Le Tournant d’une vie (Nothing’s the Same, 2008)

This short film deals with a pretty heavy subject — the pre-marital rape of a devoutly Christian young woman (Ginette Mahoro), who has to deal with the fallout from this and how it affects her relationship — and there’s really no way to do that in a satisfying way within 10 minutes, it turns out. The actors are called on to go through such a huge journey in this time that even the finest and most well-trained would be hard-pushed to pull it off. Still, it’s all played with earnest emotions and even if it feels all too easily wrapped up, it’s certainly a good sign of some film talent in the country.

CREDITS
Director Linda Kamuntu; Writer Lyse Elsie Hakizimana; Cinematographer Emmanuel Heri; Starring Ginette Mahoro; Length 11 minutes.
Seen at home (YouTube), Wellington, Tuesday 23 February 2021.

Speed Racer (2008)

There’s certainly a message to this film, but it’s buried in layers of aesthetics that you’ll either hate or, as I did, sort of get to tolerate after a while. I think it’s an acquired taste, but I enjoy the Wachowskis and their increasingly baroque output, as witness Jupiter Ascending, one of the great films of the last decade and one equally likely to divide its audience. Anyway, I’m taking a bit of a break this week from the themed reviews, so this is just a post for my regular women filmmakers slot on Wednesday, and I should cover a newish release on Friday.


I’ve seen films based on cartoons and manga before, but they don’t usually go quite so far in capturing a certain uncanny hyper-saturated cartoon-panel-like sensibility as this film. It all but completely does away with standard filmic editing or any kind of naturalistic construction of reality, as each element within the frame looks as if it’s filmed separately and layered on, moving often independently of the other images. Conversations are between superimposed heads swiping right or left across the screen, and rarely between two people standing or sitting facing one another. Even in domestic settings, every shot looks like it’s against a green screen, so it must have been fearsomely difficult to have acted on the film — though, that said, the performances are hardly naturalistic either. It’s all pushed to a ridiculous degree, with the racing sequences themselves more like a very hi-def version of Mario Kart, and certainly defying all laws of physics. And I suppose that’s where the achievement lies, in creating a film so at odds with reality, but still with a very clear message about the corrupting power of capital and the need to resist it.

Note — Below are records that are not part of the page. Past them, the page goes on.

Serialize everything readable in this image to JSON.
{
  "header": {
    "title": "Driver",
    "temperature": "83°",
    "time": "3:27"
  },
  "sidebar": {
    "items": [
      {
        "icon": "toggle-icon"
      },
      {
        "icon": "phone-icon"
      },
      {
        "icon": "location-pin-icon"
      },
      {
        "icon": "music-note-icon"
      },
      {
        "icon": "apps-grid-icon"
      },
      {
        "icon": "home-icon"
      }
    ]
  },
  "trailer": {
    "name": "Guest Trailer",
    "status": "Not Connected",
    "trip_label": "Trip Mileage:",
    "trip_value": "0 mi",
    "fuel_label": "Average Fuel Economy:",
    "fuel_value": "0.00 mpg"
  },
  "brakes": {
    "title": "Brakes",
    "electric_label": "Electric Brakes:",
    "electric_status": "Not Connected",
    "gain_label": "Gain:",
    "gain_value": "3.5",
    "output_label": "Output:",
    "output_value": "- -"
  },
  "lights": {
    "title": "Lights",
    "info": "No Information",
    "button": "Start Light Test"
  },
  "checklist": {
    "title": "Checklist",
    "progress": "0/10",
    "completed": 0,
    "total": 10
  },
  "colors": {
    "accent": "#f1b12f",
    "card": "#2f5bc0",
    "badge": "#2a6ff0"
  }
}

Speed Racer film posterCREDITS
Directors/Writers Lana Wachowski and Lilly Wachowski [under different names at the time] (based on the manga マッハGoGoGo Mahha GoGoGo [“Speed Racer, aka Mach GoGoGo”] by Tatsuo Yoshida 吉田竜夫); Cinematographer David Tattersall; Starring Emile Hirsch, Christina Ricci, John Goodman, Susan Sarandon, Matthew Fox; Length 135 minutes.
Seen at home (Blu-ray), London, Saturday 1 June 2019.